EXERCISE REQUIREMENTS :: Pull from the data below each line where the word "with" occurs, and copy it.

AVAILABLE DATA ::
──────
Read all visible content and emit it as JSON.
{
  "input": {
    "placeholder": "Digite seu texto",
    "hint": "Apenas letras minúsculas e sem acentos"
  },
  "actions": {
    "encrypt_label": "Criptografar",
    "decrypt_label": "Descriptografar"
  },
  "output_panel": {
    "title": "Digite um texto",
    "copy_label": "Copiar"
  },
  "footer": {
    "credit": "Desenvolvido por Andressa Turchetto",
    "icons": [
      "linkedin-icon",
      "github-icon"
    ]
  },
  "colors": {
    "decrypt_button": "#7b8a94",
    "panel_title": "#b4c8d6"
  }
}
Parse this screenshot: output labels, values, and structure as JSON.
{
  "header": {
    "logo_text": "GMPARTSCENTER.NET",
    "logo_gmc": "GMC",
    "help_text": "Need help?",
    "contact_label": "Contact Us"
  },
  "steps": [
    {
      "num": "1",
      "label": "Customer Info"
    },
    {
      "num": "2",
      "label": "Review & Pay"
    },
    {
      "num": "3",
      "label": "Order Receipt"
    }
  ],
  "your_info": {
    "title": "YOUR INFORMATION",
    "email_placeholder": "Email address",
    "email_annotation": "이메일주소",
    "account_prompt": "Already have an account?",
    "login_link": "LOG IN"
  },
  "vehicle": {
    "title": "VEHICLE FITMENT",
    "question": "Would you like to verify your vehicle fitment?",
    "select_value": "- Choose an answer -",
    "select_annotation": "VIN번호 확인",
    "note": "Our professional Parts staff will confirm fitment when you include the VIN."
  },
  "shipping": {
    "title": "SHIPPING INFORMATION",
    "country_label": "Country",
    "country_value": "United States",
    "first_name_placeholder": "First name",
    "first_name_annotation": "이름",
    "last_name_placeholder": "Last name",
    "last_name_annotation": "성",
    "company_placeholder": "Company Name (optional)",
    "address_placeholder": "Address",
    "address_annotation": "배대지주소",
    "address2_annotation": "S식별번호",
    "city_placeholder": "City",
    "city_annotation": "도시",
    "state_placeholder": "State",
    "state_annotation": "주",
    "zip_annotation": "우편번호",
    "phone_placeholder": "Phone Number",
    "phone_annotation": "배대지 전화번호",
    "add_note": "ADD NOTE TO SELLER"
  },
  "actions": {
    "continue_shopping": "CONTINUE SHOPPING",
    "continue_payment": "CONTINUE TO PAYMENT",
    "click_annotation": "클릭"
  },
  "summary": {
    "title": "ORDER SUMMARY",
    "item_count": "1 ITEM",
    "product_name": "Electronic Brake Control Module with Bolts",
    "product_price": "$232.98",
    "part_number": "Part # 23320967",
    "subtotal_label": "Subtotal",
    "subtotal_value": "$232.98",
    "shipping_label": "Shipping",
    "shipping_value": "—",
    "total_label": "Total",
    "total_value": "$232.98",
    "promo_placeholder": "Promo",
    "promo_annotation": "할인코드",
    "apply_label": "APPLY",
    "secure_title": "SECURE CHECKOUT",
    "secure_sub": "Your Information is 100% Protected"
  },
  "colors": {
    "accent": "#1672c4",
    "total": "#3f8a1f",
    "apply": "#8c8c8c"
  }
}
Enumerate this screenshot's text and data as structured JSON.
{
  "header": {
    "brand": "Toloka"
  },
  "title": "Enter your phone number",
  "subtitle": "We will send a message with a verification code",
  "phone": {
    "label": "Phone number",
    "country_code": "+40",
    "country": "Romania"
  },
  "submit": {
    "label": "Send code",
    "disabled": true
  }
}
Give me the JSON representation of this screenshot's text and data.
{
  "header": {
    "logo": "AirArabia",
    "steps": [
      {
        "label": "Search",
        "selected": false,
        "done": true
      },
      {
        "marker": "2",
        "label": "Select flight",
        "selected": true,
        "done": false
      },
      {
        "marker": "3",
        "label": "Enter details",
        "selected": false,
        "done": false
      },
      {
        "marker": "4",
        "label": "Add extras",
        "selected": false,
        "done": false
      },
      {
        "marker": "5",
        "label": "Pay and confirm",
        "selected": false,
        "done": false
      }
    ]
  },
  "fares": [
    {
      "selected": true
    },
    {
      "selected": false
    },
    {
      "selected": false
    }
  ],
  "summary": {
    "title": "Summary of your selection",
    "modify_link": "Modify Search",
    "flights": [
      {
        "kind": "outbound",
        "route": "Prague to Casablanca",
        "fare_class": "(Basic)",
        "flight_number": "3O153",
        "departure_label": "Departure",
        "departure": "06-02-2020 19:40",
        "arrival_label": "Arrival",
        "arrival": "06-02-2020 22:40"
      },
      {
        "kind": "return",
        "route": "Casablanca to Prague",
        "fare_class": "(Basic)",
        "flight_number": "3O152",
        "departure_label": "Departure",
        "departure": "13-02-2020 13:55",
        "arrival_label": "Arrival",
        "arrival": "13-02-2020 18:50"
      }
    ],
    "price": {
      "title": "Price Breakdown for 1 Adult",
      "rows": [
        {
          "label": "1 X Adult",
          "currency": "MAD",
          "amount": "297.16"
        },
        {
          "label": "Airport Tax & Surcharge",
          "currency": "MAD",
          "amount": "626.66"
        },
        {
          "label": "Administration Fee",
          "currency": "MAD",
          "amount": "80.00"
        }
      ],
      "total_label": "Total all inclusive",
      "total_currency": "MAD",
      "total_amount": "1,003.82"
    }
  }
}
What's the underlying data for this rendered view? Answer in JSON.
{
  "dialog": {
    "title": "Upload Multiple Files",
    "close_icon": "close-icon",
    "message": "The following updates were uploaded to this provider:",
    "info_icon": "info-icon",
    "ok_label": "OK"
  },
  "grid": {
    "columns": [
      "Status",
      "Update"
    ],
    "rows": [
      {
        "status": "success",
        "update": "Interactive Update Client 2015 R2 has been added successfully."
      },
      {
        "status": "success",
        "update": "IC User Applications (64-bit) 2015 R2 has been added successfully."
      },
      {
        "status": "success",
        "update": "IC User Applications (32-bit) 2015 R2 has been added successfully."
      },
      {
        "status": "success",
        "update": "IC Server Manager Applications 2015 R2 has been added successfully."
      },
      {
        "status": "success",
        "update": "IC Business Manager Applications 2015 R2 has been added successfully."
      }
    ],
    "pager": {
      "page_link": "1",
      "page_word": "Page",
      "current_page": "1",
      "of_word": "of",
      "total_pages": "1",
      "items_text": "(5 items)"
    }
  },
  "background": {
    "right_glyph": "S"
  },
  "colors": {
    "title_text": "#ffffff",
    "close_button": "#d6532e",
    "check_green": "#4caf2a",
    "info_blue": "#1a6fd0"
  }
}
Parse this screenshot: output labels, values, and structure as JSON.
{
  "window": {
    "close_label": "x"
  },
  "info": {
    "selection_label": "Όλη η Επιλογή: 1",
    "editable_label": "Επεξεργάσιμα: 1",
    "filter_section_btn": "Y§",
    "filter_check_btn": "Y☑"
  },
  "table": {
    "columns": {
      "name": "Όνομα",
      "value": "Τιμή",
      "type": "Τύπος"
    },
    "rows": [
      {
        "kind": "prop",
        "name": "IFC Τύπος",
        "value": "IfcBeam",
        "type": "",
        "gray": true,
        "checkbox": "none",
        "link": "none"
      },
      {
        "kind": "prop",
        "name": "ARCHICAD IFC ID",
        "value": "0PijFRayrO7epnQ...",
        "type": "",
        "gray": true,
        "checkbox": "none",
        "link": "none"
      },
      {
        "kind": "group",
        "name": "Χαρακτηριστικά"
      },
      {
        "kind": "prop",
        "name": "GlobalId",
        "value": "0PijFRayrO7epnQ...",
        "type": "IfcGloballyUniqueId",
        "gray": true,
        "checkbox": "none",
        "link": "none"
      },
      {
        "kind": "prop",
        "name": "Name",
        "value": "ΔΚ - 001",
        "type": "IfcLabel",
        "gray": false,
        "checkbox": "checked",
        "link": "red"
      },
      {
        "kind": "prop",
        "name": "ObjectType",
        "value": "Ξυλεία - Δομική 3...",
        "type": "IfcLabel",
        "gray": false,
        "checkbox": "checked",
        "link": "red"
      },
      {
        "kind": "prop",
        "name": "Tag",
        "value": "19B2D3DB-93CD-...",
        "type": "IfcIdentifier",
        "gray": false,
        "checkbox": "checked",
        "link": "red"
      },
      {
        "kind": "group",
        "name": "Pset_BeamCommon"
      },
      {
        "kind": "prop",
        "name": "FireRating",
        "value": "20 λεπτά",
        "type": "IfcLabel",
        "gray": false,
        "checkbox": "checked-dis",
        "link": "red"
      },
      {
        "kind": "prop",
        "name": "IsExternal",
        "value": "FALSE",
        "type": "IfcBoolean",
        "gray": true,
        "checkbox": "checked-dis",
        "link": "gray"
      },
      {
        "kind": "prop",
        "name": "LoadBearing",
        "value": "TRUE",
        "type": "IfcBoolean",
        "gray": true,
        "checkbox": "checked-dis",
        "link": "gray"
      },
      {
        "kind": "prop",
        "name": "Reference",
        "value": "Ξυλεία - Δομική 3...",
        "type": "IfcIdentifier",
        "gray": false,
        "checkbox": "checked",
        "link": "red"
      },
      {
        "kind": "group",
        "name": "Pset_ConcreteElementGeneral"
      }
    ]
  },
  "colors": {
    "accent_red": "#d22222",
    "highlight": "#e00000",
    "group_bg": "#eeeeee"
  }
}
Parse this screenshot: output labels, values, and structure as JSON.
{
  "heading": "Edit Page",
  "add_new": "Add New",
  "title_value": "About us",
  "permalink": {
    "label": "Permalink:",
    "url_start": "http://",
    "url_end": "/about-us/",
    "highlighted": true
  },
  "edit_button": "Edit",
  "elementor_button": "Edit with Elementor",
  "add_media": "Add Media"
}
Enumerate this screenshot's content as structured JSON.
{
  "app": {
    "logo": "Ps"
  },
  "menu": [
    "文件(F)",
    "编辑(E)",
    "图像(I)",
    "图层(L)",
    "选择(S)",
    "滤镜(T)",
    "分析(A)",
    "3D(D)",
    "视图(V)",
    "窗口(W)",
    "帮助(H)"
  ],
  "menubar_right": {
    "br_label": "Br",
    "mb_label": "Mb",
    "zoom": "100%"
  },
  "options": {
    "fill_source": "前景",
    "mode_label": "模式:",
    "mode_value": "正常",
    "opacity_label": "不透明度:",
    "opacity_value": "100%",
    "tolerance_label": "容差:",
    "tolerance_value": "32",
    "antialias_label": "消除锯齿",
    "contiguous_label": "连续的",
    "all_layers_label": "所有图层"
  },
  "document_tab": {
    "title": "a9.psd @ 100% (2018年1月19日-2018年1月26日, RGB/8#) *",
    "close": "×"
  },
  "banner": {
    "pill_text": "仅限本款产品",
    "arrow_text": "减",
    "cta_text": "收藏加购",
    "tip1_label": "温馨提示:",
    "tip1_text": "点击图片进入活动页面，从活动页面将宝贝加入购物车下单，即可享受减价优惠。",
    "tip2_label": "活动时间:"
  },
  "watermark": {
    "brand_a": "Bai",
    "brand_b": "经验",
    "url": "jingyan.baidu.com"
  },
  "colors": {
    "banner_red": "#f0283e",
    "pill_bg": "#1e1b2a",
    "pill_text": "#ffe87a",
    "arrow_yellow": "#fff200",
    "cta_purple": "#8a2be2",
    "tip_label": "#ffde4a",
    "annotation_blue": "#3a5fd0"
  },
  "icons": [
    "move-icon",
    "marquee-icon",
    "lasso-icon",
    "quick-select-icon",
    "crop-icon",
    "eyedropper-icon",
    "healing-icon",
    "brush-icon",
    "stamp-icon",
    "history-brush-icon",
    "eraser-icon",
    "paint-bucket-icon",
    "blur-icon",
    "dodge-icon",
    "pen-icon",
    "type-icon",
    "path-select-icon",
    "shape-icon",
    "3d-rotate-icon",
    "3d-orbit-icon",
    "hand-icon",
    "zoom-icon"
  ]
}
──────
ANSWER SPACE ::
    "product_name": "Electronic Brake Control Module with Bolts",
  "subtitle": "We will send a message with a verification code",
  "elementor_button": "Edit with Elementor",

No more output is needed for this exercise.